Paul Murry was an American cartoonist and comics artist. He is best known for his Disney comics, which appeared in Dell Comics and Gold Key Comics from 1946 to 1984.
So Dear to My Heart is a 1948 feature film produced by Walt Disney, whose world premiere was in Chicago, Illinois on November 29, 1948, released by RKO Radio Pictures. Like 1946's Song of the South, the film combines animation and live action. It is based on the 1943 Sterling North book Midnight and Jeremiah which was revised by North to parallel the film's storyline amendments and then re-issued under the title So Dear to My Heart.
Gary Anthony Williams is an American actor and voice actor. He provided the voice of Uncle Ruckus on The Boondocks, Yancy Westridge in the video game Alpha Protocol, and Horace Warfield in StarCraft II: Wings of Liberty and StarCraft II: Heart of the Swarm. He appeared on the television series Weeds, Boston Legal, Blue Collar TV and as Abe Kenarban in Malcolm in the Middle. Williams co-founded and is Artistic Director of the L.A. Comedy Shorts film festival in Hollywood, California. He starred alongside Cedric the Entertainer on the TV Land sitcom The Soul Man, He has been a recurring guest on the improv comedy TV series Whose Line is it Anyway, and is a regular member of the live improv comedy show The Black Version.

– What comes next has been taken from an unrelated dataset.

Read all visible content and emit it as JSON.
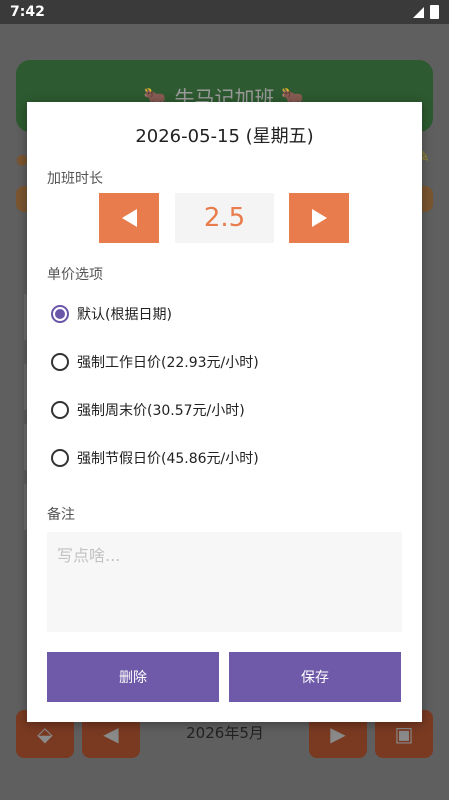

A Symposium on Popular Songs is a special cartoon featurette made by Walt Disney Productions in 1962. It features songs written by the Sherman Brothers with music arrangements by Tutti Camarata. The Shermans also co-wrote the screenplay but are not credited for this. Host Ludwig Von Drake invites his audience into his mansion where he tells all about popular music through the years, introducing several songs illustrated with stop-motion photography. The film was nominated for an Academy Award for Best Animated Short Film. It was released on DVD in 2005 as part of the Walt Disney Treasures set Disney Rarities.
The Adventures of Brer Rabbit is a book, a play, and a film inspired by the Uncle Remus stories. The central character's actual name is Br'er Rabbit, but in the title "Br'er" is simplified as "Brer".
No film received more than three awards at the 20th Academy Awards. This would not recur until the 78th Academy Awards.
Br'er Rabbit, also spelled Bre'r Rabbit or Brer Rabbit, is a central figure as Uncle Remus tells stories of the Southern United States. Br'er Rabbit is a trickster who succeeds by his wits rather than by brawn, provoking authority figures and bending social mores as he sees fit. The Walt Disney Company later adapted this character for its 1946 animated motion picture Song of the South.
Br'er Fox and Br'er Bear are fictional characters from the Uncle Remus folktales adapted and compiled by Joel Chandler Harris.
Hamilton Luton Luske was an American animator and film director. He joined the Walt Disney Productions animation studio in 1931 and he was soon trusted enough by Walt Disney to be made supervising animator of Snow White in Snow White and the Seven Dwarfs.
Baskett is a surname that may refer to:
John Dotson Lee Jr. was an American singer, dancer and actor known for voicing the role of Br'er Rabbit in Disney's Song of the South (1946). He is probably best remembered as the clownish, cringing, tremulous-voiced shyster pseudo-lawyer Algonquin J. Calhoun in the CBS Amos 'n' Andy TV and radio comedy series in the early 1950s.
Riley A. Thomson, Jr. was an American animator and comics artist who spent most of his career working with Walt Disney films and characters. He directed six Disney short films including The Nifty Nineties and Symphony Hour.
Events in 1948 in animation.
A live-action animated film is one that combines live action filmmaking with animation.
Harlem Is Heaven is a 1932 American pre-Code crime drama and musical film directed by Irwin Franklyn and featuring a virtually all African-American cast. Bill "Bojangles" Robinson stars in his first leading role on screen, along with Putney Dandridge, John Mason, and some of the top entertainers of the period from Harlem's famous Cotton Club, including James Baskett, Anise Boyer, Henri Wessell, and Alma Smith. Eubie Blake and his orchestra perform most of the background music and instrumentals during the film's onstage song and dance numbers.